Saks Fifth Avenue has settled a lawsuit in which it initially claimed it had a right to discriminate against transgender employees.
Transgender woman Leyth Jamal (above), a former sales associate for Saks Fifth Avenue at Houston's Galleria mall, brought a lawsuit last September against the company, alleging wrongful termination based on sex in violation of Title VII of the federal Civil Rights Act of 1964, in addition to a hostile work environment, retaliation and breach of contract.
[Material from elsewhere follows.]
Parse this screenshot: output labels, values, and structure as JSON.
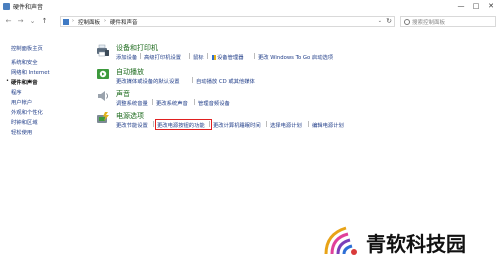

In court filings responding to Jamal's lawsuit, attorneys for Saks shockingly alleged that Jamal wasn't protected against discrimination under Title VII. The company's court filings also misgendered Jamal and argued that Saks wasn't bound by the nondiscrimination policy in its employee handbook, which includes gender identity.
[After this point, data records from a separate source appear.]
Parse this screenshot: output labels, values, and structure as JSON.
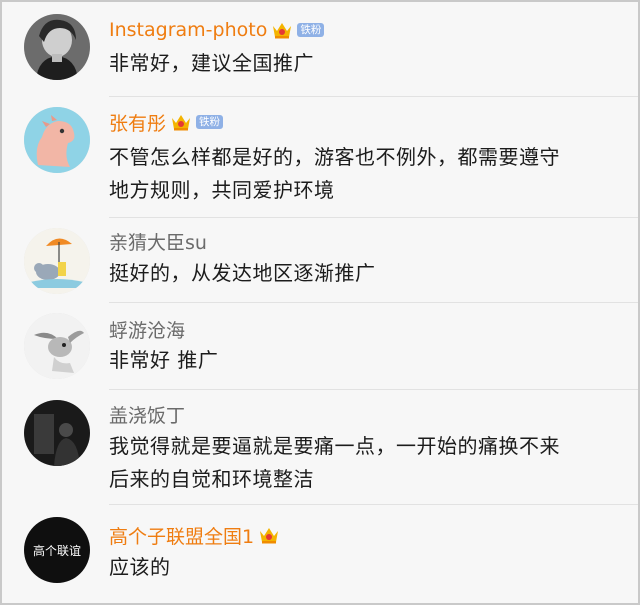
{
  "comments": [
    {
      "username": "Instagram-photo",
      "vip": true,
      "crown": true,
      "badge": "铁粉",
      "text": "非常好，建议全国推广",
      "avatar_icon": "woman-portrait-avatar"
    },
    {
      "username": "张有彤",
      "vip": true,
      "crown": true,
      "badge": "铁粉",
      "text_lines": [
        "不管怎么样都是好的，游客也不例外，都需要遵守",
        "地方规则，共同爱护环境"
      ],
      "avatar_icon": "pink-dinosaur-avatar"
    },
    {
      "username": "亲猜大臣su",
      "vip": false,
      "text": "挺好的，从发达地区逐渐推广",
      "avatar_icon": "elephant-umbrella-avatar"
    },
    {
      "username": "蜉游沧海",
      "vip": false,
      "text": "非常好 推广",
      "avatar_icon": "cartoon-rabbit-avatar"
    },
    {
      "username": "盖浇饭丁",
      "vip": false,
      "text_lines": [
        "我觉得就是要逼就是要痛一点，一开始的痛换不来",
        "后来的自觉和环境整洁"
      ],
      "avatar_icon": "dark-figure-avatar"
    },
    {
      "username": "高个子联盟全国1",
      "vip": true,
      "crown": true,
      "text": "应该的",
      "avatar_icon": "logo-avatar",
      "avatar_label": "高个联谊"
    }
  ],
  "colors": {
    "vip_name": "#ef7d11",
    "normal_name": "#6b6b6b",
    "badge_bg": "#8fb1e6",
    "background": "#f7f7f7"
  }
}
In a landmark 2012 ruling, the federal Equal Employment Opportunity Commission found that job bias against transgender workers qualifies as sex discrimination under Title VII. And in 2014, Attorney General Eric Holder announced the U.S. Justice Department was taking the position that transgender employees are protected under Title VII.
Saks' anti-trans arguments prompted the Human Rights Campaign to suspend the company's score of 90 on the Corporate Equality Index. HRC later joined the National Center for Lesbian Rights in filing a brief in the case.
Also getting involved were New York Attorney General Eric Schneiderman and the Department of Justice. Finally, Saks relented and withdrew the motion in which it had argued transgender workers aren't protected under Title VII, saying the company would instead fight Jamal's lawsuit on the merits.
Six weeks later, Fortune Magazine reports that the case has settled:
On Wednesday, Jamal’s lawyers Jillian Weiss (above right) and Mitchell Katine filed a stipulation of dismissal of the case with prejudice. When asked about the terms of the settlement, Weiss told Fortune that the parties had amicably settled the lawsuit and they will have no further comments regarding the suit. Saks’ lawyer Michael Mitchell did not immediately return a request for comment.